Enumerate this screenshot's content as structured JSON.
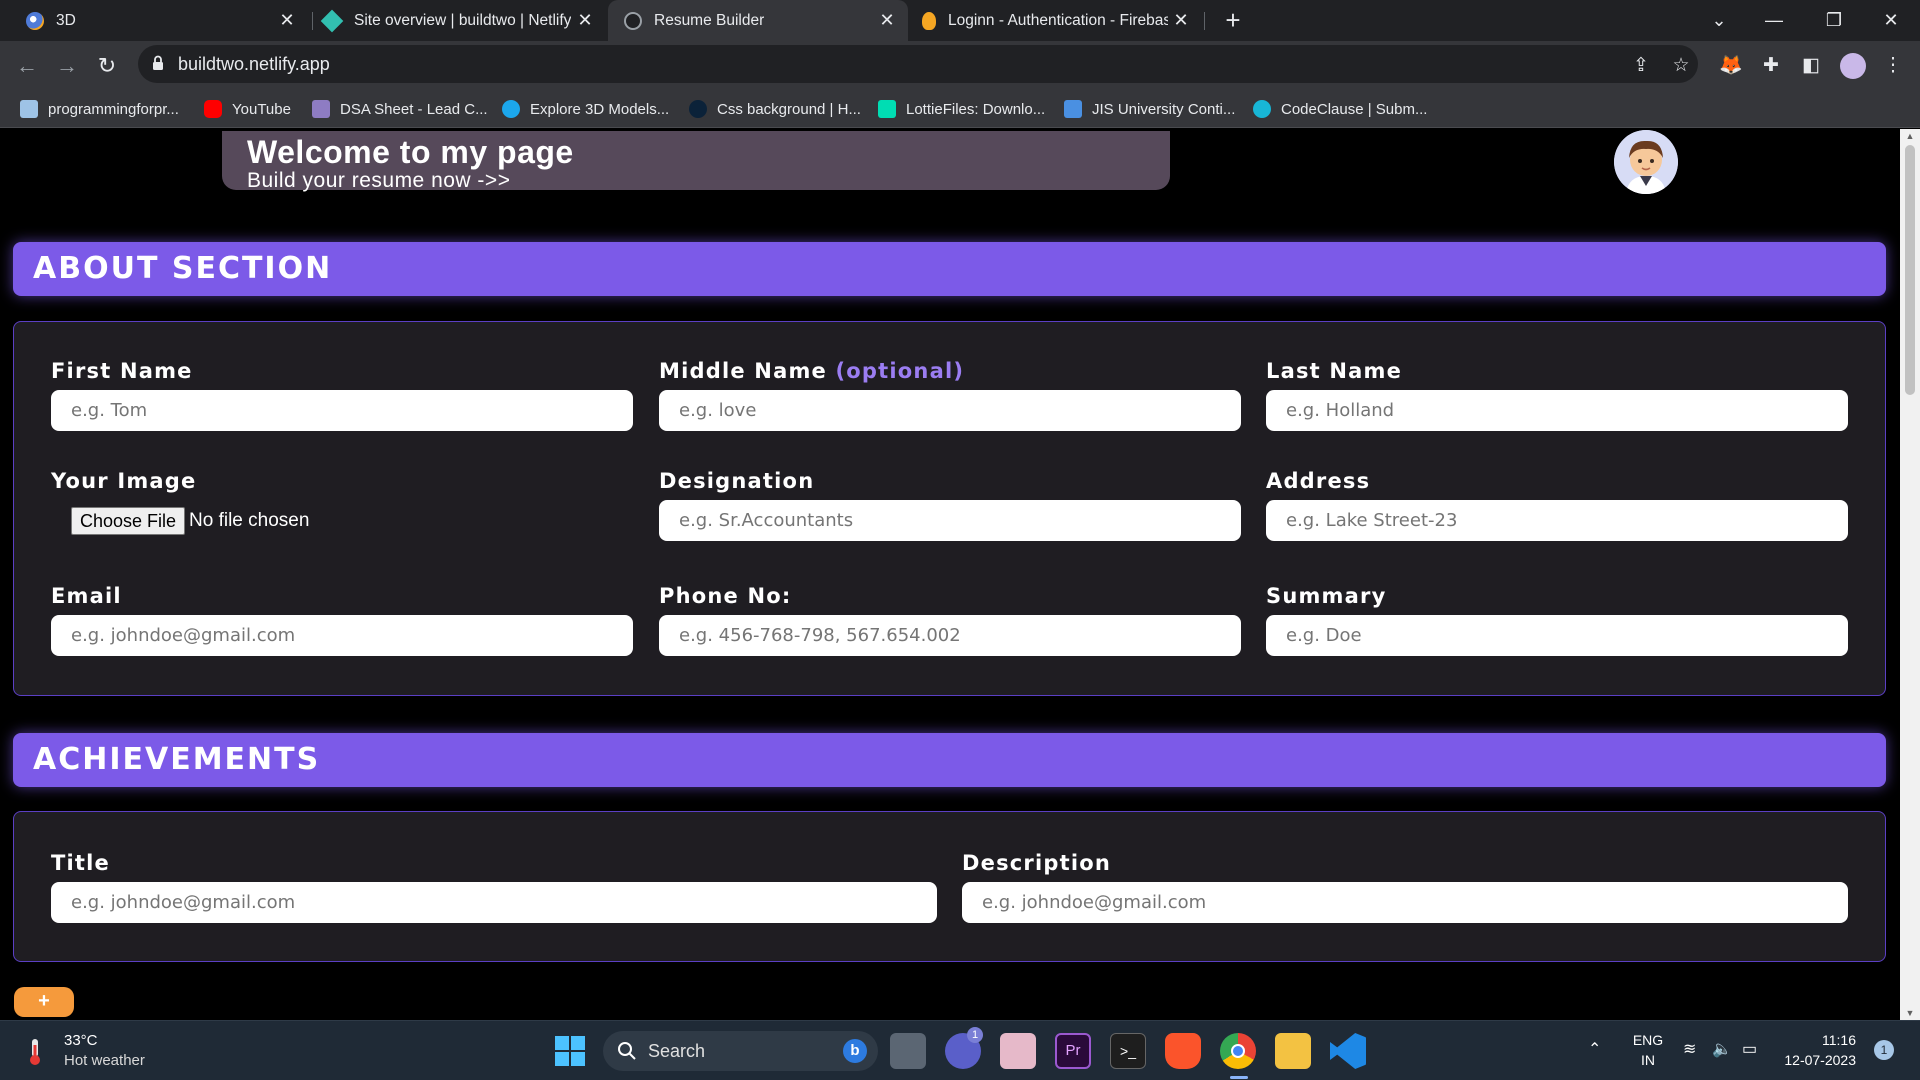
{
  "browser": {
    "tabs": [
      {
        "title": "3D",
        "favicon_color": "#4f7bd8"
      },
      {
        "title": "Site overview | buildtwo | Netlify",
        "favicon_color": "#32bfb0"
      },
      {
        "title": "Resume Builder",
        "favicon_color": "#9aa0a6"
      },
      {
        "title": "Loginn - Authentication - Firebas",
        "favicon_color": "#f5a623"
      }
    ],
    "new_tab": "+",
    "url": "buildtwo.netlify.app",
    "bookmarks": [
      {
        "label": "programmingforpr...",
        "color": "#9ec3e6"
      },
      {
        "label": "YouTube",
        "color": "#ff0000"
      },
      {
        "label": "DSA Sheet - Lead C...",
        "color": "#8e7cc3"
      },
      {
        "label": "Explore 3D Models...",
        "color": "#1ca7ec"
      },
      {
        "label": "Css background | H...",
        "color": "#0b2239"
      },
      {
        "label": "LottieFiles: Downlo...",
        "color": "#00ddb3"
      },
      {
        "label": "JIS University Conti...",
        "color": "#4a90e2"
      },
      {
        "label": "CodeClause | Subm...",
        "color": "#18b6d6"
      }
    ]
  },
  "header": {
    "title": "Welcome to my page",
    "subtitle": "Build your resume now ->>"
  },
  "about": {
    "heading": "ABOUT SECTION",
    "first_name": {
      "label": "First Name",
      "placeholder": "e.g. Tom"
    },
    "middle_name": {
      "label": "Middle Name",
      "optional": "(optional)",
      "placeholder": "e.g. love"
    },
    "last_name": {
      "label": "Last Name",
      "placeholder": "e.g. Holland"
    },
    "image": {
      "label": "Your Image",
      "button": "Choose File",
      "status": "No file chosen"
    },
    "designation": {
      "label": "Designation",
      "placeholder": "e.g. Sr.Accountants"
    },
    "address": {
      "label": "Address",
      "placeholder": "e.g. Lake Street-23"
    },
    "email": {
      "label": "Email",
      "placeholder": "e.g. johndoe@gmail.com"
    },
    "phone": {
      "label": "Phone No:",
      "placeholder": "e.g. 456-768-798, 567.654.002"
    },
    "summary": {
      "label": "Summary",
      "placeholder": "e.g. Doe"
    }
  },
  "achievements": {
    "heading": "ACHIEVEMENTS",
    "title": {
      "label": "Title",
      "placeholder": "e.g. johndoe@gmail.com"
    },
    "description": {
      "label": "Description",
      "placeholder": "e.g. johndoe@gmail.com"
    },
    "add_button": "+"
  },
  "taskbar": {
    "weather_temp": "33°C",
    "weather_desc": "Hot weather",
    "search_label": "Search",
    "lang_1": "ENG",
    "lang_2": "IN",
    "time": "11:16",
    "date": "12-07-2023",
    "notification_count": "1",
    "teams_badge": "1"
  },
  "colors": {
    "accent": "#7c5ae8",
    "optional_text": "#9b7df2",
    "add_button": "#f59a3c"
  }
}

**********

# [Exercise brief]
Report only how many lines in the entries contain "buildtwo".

# [Response below]
2